So the subsidy is a function of your income and the base price of the benchmark plan in your area. You can then take that subsidy and apply it to any “metal” plan in the exchange. If you buy a bronze plan, your after-subsidy cost will be even less than the percentages designated in the ACA, but if you buy a gold plan, you’ll pay more. None of that is changing, but the benchmark plans can change both in terms of what carrier is providing the coverage and how much it costs. And in a recent study released by the Kaiser Family Foundation, Denver stood out as having the most significant premium decrease for benchmark plans (more than 15%). So it’s important to recalculate your subsidy and re-evaluate your health insurance options during the upcoming open enrollment that runs from November 15 to February 15. Please let us know if you need help with this; there is never any cost for our services.
2015 rates are still an educated guess

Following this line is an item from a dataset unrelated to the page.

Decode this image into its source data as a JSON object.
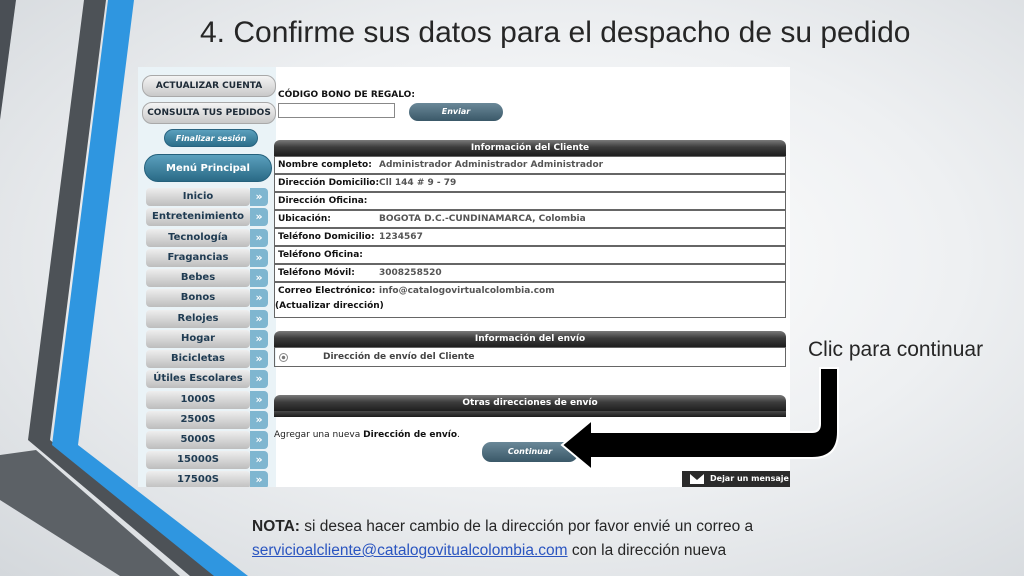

Carriers had to submit their 2015 rates to the Colorado Division of Insurance by early June, and the state has been reviewing them ever since. Everything about the individual health insurance market changed in January when all policies became guaranteed issue and pre-existing conditions were covered for the first time with no exclusions or rate-ups. To off-set the added claims expenses, we now have the shared responsibility provision (individual mandate) that requires almost everyone to have health insurance. But actuaries were putting together the 2015 rates in the spring, with very minimal actual claims data upon which to base their numbers (since the new policies had only begun to take effect in January). So although we’re thrilled with the less than one percent average rate increase in the Colorado individual market for 2015, we’re already curious to see what 2016 rates will look like when they’re released a year from now. By the time actuaries are setting 2016 rates next spring, they will have more than a year of claims data and the rates will no longer just be educated guesses. Hopefully the increased competition and the individual mandate will be successful in holding down prices again next year.